Aggregating and delivering information that was relevant nationwide was easy. Doing the same thing town by town was hard. And since most of the big national advertisers are already spending money online, that growth has slowed. The real opportunity in the next decade for the portals is getting to all those small- to medium-size businesses who want to reach the consumers within driving distance. That's where local newspapers come in.
Newspapers, which were well aware that their strength was in their local content, have been loath to let anyone else in on their turf. When Microsoft tried in the early '90s with Sidewalks, they vociferously rejected any kinds of partnerships with the technology giant. But Yahoo has won them over.
Yahoo this week struck a revenue-sharing deal with a consortium of newspaper chains, including MediaNews Group, Belo, E.W. Scripps, Cox Enterprises, Hearst, Journal Register Co. and Lee Enterprises, that own newspapers in 38 states.
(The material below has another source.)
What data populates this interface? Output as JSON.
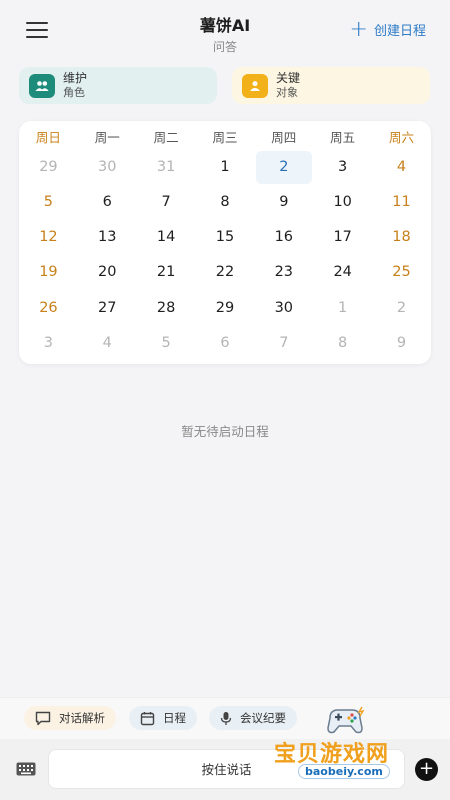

Yahoo first and foremost is tapping into the classified-sales force of these newspapers -- building off an existing HotJobs partnership it has with MediaNews and Belo -- in exchange for providing search technology and other content, such as event listings and maps. (Eventually, the newspapers' content, including news stories, reviews and columns, will be tagged and optimized for Yahoo's search engine.)
Yahoo gets partners with deep ties to their markets and long-standing relationships with local advertisers. Yahoo's Frazier Miller, head of its local team, envisions local search eventually being ruled by social media, allowing community members to offer reviews and comments about their experiences with local businesses. But unless you actually have some kind of content about what those local businesses are, it's hard to start getting people to offer opinions about them. With all those private-equity firms sniffing around local-newspaper franchises, Watercooler wonders if they aren't envisioning similar deals with the portals as part of their exit strategies.